* To do: The lines below should be written out again in full, exactly as they are.

************

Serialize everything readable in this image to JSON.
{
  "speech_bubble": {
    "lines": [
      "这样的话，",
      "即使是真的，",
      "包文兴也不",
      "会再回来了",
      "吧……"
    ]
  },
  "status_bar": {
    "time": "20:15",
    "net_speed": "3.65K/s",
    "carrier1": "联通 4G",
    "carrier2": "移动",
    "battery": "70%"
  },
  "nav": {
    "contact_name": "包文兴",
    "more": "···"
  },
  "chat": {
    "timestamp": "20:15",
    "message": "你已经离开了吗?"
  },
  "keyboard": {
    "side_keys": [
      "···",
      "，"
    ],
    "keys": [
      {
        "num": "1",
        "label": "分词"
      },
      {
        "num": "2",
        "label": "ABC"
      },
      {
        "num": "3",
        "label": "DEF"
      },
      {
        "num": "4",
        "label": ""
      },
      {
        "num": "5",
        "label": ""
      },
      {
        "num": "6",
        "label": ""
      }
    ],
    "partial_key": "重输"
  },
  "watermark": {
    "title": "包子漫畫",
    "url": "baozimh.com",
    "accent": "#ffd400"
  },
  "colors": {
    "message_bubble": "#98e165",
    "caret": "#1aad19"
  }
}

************

* Exercise solution:
Serialize everything readable in this image to JSON.
{
  "speech_bubble": {
    "lines": [
      "这样的话，",
      "即使是真的，",
      "包文兴也不",
      "会再回来了",
      "吧……"
    ]
  },
  "status_bar": {
    "time": "20:15",
    "net_speed": "3.65K/s",
    "carrier1": "联通 4G",
    "carrier2": "移动",
    "battery": "70%"
  },
  "nav": {
    "contact_name": "包文兴",
    "more": "···"
  },
  "chat": {
    "timestamp": "20:15",
    "message": "你已经离开了吗?"
  },
  "keyboard": {
    "side_keys": [
      "···",
      "，"
    ],
    "keys": [
      {
        "num": "1",
        "label": "分词"
      },
      {
        "num": "2",
        "label": "ABC"
      },
      {
        "num": "3",
        "label": "DEF"
      },
      {
        "num": "4",
        "label": ""
      },
      {
        "num": "5",
        "label": ""
      },
      {
        "num": "6",
        "label": ""
      }
    ],
    "partial_key": "重输"
  },
  "watermark": {
    "title": "包子漫畫",
    "url": "baozimh.com",
    "accent": "#ffd400"
  },
  "colors": {
    "message_bubble": "#98e165",
    "caret": "#1aad19"
  }
}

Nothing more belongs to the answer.